The early favorite to take up the mantle, RedBird Capital Partners are an investment vehicle that already owns a 10 percent stake in Liverpool. Having stumped up £538m early last year, owner Gerry Cardinale refused to rule out fully owning the Reds, confirming at the Financial Times Business of Sports US Summit: “We did not underwrite that with that as the goal.
“I definitely would not exclude it as it would be a privilege but I think that Liverpool is in fantastic hands with the current group. We are there to support and play a supporting role where we can but that is a phenomenal team from ownership and management all the way down.”
Back in August, RedBird bought AC Milan in a deal worth more than £1bn. Its portfolio includes the Boston Red Sox, Pittsburgh Penguins, Toulouse FC, the Rajasthan Royals, the YES Network, the SpringHill Company, Skydance Media, the XFL, OneTeam Partners, and Dream Sports.
Basketball legend LeBron James is another minority stakeholder at Anfield who could team up with RedBird, having purchased two percent of the club 11 years ago. In March 2021, James became a minority partner of FSG to strengthen his ties to Anfield along with business pals Maverick Carter and Paul Wachter.
James has previously spoken of owning an NBA team and Liverpool chairman Tom Werner said that the American icon would “weigh in” on decisions for the Reds. “I would welcome their thoughts,” Werner said of James and his business partners. “I consider Maverick to be one of my closest friends.
“I’ve spent hours with him talking about strategy, coaching, the lessons that I’ve learned from Jurgen Klopp, and the lessons that he’s learned as an astute observer of basketball. We have a very collaborative relationship, so I would actually say that their wisdom and their experience is going to be hugely helpful to us going forward.”
Middle East offers

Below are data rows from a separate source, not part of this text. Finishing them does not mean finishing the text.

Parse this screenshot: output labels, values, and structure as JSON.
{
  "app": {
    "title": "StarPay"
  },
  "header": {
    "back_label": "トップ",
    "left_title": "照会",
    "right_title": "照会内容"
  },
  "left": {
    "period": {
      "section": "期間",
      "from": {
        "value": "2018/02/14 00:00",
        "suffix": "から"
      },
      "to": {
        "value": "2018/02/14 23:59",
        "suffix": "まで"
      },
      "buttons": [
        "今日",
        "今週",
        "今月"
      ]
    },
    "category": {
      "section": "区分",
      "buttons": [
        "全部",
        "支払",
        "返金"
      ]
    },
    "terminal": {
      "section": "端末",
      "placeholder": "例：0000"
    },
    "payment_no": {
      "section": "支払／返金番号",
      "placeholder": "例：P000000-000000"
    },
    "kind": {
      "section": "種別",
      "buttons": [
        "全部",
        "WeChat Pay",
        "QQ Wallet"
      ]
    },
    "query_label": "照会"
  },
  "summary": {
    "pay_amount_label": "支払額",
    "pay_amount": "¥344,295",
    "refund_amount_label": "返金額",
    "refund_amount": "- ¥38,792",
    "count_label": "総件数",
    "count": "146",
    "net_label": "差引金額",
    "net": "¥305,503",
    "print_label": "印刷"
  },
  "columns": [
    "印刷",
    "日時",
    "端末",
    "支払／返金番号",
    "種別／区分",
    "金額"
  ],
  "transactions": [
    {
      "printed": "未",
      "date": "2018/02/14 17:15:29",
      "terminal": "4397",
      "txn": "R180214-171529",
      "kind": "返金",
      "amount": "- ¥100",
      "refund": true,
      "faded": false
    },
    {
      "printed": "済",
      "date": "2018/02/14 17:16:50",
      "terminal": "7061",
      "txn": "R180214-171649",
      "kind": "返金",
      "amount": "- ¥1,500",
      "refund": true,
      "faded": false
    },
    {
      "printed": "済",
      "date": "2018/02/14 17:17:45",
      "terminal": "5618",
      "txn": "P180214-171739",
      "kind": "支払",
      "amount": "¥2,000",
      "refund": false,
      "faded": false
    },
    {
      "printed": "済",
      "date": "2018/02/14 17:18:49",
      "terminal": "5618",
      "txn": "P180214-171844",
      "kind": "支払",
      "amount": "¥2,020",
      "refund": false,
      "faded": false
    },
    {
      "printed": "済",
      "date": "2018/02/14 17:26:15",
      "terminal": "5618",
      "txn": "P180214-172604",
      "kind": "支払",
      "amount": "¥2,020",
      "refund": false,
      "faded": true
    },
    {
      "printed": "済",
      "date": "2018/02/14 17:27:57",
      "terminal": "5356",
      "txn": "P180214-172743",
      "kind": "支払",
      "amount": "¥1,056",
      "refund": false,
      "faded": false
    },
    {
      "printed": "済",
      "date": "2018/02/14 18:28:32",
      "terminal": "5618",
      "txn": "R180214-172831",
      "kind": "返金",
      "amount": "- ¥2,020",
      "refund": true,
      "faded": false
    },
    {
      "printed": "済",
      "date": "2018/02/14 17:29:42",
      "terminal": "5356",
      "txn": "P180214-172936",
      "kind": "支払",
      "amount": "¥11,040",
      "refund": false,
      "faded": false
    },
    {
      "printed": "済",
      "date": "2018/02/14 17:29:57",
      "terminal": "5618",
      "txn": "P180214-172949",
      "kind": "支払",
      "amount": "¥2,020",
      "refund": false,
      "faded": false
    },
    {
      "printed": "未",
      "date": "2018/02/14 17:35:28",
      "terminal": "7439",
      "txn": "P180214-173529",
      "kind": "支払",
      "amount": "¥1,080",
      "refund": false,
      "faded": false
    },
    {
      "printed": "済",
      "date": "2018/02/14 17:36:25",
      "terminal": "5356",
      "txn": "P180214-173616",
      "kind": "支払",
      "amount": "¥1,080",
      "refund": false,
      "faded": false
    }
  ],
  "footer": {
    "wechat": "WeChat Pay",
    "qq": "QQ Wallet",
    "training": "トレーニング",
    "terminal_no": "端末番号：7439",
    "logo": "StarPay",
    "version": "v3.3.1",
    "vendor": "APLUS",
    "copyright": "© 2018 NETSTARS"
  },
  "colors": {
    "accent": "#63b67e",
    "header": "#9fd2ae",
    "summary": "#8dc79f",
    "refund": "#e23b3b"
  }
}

In the most recent attempt to purchase Liverpool in the wake of the European Super League fiasco in April 2021, Mirror Football exclusively reported that principal owner Henry rejected an eye-watering offer for the club worth nearly £3bn. The bid, which came from the Middle East, was knocked back despite the Coronavirus pandemic costing the Reds around £120m in lost revenue.
Henry’s decision to invite offers could now pique the interest of the unconfirmed party, who should have better luck this time around given FSG’s dramatic change of stance, which was largely unexpected before it was revealed on Monday.
Another Middle East bidder’s luck could also be in; Sheikh Khaled Bin Zayed Al Nahyan.
The cousin of Manchester City owner Sheikh Mansour reportedly failed with a £2bn bid to purchase Liverpool from FSG in late 2017 and early 2018. The Mail claimed that Sheikh Khaled’s purchase would’ve been the most expensive in football history at the time had it been approved.
Back then, the Reds confirmed that they weren’t up for sale, although made clear: “What the ownership has said, again clearly and consistently, is that under the right terms and conditions we would consider taking on a minority investor if such a partnership was to further our commercial interests in specific marketplaces and in line with the continued development and growth of the club and the team.”
Sir Martin Broughton-led consortium
A familiar name to Liverpool fans, Sir Martin Broughton plotted to buy Chelsea earlier this year and signaled his intentions to return to football. As the former chairman of British Airways, Broughton was briefly Liverpool chairman in 2010 and is credited for brokering the Reds’ eventual £300m sale to FSG.